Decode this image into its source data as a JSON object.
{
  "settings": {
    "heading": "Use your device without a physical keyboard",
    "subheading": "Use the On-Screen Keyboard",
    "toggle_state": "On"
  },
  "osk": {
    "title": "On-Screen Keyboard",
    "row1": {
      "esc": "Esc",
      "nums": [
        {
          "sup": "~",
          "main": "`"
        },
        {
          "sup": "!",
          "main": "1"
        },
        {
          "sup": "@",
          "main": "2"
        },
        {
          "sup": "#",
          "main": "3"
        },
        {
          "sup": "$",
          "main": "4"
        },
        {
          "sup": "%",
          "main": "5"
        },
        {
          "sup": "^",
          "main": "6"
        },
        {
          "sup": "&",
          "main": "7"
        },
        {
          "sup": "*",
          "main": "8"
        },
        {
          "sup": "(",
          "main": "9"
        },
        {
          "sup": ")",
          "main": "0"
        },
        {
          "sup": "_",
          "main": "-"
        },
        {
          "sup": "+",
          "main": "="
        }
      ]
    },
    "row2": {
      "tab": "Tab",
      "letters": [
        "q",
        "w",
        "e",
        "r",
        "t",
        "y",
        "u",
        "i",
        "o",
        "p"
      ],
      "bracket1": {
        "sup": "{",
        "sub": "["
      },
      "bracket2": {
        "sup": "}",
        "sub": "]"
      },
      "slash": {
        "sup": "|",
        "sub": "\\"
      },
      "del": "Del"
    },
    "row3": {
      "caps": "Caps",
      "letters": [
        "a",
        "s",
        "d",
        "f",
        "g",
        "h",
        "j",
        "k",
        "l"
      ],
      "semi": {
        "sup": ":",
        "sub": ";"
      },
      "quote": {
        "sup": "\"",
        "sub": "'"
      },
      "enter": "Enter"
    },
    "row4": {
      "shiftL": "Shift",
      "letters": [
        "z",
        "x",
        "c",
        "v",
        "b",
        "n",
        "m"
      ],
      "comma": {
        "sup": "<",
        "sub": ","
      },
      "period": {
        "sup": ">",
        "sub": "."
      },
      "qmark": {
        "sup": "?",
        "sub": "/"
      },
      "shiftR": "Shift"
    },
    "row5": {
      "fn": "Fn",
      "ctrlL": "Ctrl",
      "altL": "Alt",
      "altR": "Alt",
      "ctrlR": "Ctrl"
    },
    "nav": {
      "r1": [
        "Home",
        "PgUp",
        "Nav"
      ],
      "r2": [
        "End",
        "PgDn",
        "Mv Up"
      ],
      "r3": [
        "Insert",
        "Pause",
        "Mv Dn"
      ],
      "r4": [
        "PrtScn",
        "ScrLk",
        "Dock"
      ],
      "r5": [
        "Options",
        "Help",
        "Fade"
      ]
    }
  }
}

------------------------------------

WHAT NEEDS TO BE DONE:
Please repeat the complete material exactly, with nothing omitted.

EXERCISE ANSWER:
Decode this image into its source data as a JSON object.
{
  "settings": {
    "heading": "Use your device without a physical keyboard",
    "subheading": "Use the On-Screen Keyboard",
    "toggle_state": "On"
  },
  "osk": {
    "title": "On-Screen Keyboard",
    "row1": {
      "esc": "Esc",
      "nums": [
        {
          "sup": "~",
          "main": "`"
        },
        {
          "sup": "!",
          "main": "1"
        },
        {
          "sup": "@",
          "main": "2"
        },
        {
          "sup": "#",
          "main": "3"
        },
        {
          "sup": "$",
          "main": "4"
        },
        {
          "sup": "%",
          "main": "5"
        },
        {
          "sup": "^",
          "main": "6"
        },
        {
          "sup": "&",
          "main": "7"
        },
        {
          "sup": "*",
          "main": "8"
        },
        {
          "sup": "(",
          "main": "9"
        },
        {
          "sup": ")",
          "main": "0"
        },
        {
          "sup": "_",
          "main": "-"
        },
        {
          "sup": "+",
          "main": "="
        }
      ]
    },
    "row2": {
      "tab": "Tab",
      "letters": [
        "q",
        "w",
        "e",
        "r",
        "t",
        "y",
        "u",
        "i",
        "o",
        "p"
      ],
      "bracket1": {
        "sup": "{",
        "sub": "["
      },
      "bracket2": {
        "sup": "}",
        "sub": "]"
      },
      "slash": {
        "sup": "|",
        "sub": "\\"
      },
      "del": "Del"
    },
    "row3": {
      "caps": "Caps",
      "letters": [
        "a",
        "s",
        "d",
        "f",
        "g",
        "h",
        "j",
        "k",
        "l"
      ],
      "semi": {
        "sup": ":",
        "sub": ";"
      },
      "quote": {
        "sup": "\"",
        "sub": "'"
      },
      "enter": "Enter"
    },
    "row4": {
      "shiftL": "Shift",
      "letters": [
        "z",
        "x",
        "c",
        "v",
        "b",
        "n",
        "m"
      ],
      "comma": {
        "sup": "<",
        "sub": ","
      },
      "period": {
        "sup": ">",
        "sub": "."
      },
      "qmark": {
        "sup": "?",
        "sub": "/"
      },
      "shiftR": "Shift"
    },
    "row5": {
      "fn": "Fn",
      "ctrlL": "Ctrl",
      "altL": "Alt",
      "altR": "Alt",
      "ctrlR": "Ctrl"
    },
    "nav": {
      "r1": [
        "Home",
        "PgUp",
        "Nav"
      ],
      "r2": [
        "End",
        "PgDn",
        "Mv Up"
      ],
      "r3": [
        "Insert",
        "Pause",
        "Mv Dn"
      ],
      "r4": [
        "PrtScn",
        "ScrLk",
        "Dock"
      ],
      "r5": [
        "Options",
        "Help",
        "Fade"
      ]
    }
  }
}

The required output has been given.